Change.gov was previously copyrighted under an "All Rights Reserved" notice.

What gets me is how often folks misstate and interchange "creative commons" and copyright. The statement "change.gov was previously copyrighted under an "All Rights Reserved" notice" somehow makes it sound as if the very nature of the copyright in the content has changed. It has not.

The copyright protection afforded to the content at www.change.gov is the same today as it was last week. What has changed is the scope in which third parties can use the content on the website. The underlying "bundle of rights" that are vested in the copyright claimant pursuant to 17 U.S.C. Sec. 106 have not changed, but the copyright claimant has now offered third parties greater access to use the copyright protected works so long as appropriate attribution is provided.

Remember, Creative Commons Licenses do not give you copyright protection. The licenses available from Creative Commons are simply that ... licenses to help you define the rights and obligations by which other people can use your works.

Copyright protection arises at the moment of creation -- when you fix an original work in a tangible expression. Follow through with a copyright application to gain additional protections. You do not have to use a Creative Commons License to license your works to third parties. Creative Commons is simply one option available to you.

Image used courtesy of www.change.gov.

Who Pays the Songwriter Under First Sale Defense?

by Tamera H. BennettAugust 20, 2007

Universal Music Group sued Troy Augusto for copyright infringement based upon Mr. Augusto’s offering for sale and selling of musical compact discs marked “Promo Only.” Mr. August secures promotional compact discs from various sources and then sells them on eBay.

Pursuant to 17 U.S.C. § 109(a), musical compact discs/tapes/albums can be sold or otherwise disposed of by the party in possession of the compact disc, without authority from the copyright owner. The big question raised in the lawsuit and other articles reporting the lawsuit revolves around the marking of the compact discs as Promo Only along with other legends regarding not selling the CD’s overriding the language of § 109(a).

Here is my question for the day that has yet to be addressed: Who pays the artist, producer, music publisher/songwriter and yes even the record label when “promo only” copies are sold?

Assume I am a music publisher. I will issue a license to Universal for one of their artists to record one of my songs. I will include language in the license similar to the following:

…provided, however, that no such royalty shall be payable with respect to promotional Phonorecords sent to disc jockeys, reviewers, and the like, which are clearly marked “Promotional Records Not For Sale” and which are not being distributed by Licensee for resale.
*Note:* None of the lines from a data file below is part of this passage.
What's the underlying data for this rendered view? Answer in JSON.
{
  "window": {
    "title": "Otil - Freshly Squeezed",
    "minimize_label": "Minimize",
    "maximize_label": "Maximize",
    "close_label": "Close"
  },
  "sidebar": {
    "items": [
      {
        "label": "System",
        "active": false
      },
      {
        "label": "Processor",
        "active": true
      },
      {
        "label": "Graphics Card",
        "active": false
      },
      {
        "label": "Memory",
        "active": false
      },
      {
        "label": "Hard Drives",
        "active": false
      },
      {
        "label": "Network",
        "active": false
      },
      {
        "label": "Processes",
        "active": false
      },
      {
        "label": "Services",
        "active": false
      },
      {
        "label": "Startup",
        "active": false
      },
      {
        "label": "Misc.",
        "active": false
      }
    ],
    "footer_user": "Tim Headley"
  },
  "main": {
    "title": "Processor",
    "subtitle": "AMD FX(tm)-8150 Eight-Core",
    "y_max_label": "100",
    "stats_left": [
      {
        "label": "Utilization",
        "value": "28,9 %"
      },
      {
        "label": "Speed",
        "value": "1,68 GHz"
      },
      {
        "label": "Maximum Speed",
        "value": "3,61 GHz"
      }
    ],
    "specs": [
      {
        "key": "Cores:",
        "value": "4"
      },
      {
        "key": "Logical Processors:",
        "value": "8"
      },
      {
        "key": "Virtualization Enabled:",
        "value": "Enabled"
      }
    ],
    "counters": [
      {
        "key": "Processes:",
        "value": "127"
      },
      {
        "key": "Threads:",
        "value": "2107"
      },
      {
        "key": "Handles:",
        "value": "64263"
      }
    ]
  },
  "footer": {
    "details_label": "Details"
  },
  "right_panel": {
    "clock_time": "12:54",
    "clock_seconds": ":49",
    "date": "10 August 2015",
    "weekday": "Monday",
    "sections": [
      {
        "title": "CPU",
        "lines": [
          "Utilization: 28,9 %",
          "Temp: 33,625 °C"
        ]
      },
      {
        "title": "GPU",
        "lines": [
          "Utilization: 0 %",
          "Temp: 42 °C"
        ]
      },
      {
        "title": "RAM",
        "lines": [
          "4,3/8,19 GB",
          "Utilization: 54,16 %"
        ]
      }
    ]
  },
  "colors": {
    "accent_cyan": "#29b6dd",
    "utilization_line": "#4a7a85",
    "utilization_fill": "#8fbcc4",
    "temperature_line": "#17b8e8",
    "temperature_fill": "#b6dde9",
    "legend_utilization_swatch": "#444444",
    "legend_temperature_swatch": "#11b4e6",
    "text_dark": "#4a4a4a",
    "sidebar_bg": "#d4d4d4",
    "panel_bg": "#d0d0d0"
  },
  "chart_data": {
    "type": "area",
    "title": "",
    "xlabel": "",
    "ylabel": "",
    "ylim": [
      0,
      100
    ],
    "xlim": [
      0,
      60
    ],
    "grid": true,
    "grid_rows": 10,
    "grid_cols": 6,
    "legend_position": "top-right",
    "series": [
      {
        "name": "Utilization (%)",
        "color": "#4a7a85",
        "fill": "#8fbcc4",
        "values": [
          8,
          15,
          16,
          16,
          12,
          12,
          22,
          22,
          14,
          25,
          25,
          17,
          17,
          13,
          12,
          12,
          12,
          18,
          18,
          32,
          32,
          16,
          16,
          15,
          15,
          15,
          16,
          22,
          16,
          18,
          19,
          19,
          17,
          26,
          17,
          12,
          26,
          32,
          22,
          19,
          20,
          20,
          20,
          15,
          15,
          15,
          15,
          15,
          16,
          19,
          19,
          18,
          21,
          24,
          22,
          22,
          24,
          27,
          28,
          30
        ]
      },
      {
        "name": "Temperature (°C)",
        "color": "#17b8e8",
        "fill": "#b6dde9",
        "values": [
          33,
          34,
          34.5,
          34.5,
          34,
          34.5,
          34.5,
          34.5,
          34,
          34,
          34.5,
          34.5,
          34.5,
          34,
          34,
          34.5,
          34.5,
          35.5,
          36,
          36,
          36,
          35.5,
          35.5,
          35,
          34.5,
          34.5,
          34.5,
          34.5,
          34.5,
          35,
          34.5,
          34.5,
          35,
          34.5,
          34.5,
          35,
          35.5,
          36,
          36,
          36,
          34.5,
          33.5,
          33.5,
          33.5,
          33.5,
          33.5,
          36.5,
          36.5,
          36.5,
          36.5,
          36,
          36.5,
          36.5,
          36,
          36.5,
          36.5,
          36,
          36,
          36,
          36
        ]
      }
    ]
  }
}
In my scenario, as the publisher I consent to a certain number of promo copies being manufactured and distributed and agree not to collect a royalty for those copies.

Suddenly, with the proliferation of online retailers such as Augusto, more and more royalty free recordings are moving in the marketplace without payment to the songwriter, publisher, artist, producer and label.

What is the solution? I am not sure. As much as I would like to see Universal prevail in this case and have a court announce Augusto’s action constitute copyright infringement, I do not think that is going to happen.

With a huge percentage of record labels providing digital content to radio stations and promoters, I wonder exactly how many promo copies are even pressed these days. Maybe this issue will resolve itself as fewer and fewer actual compact discs are made.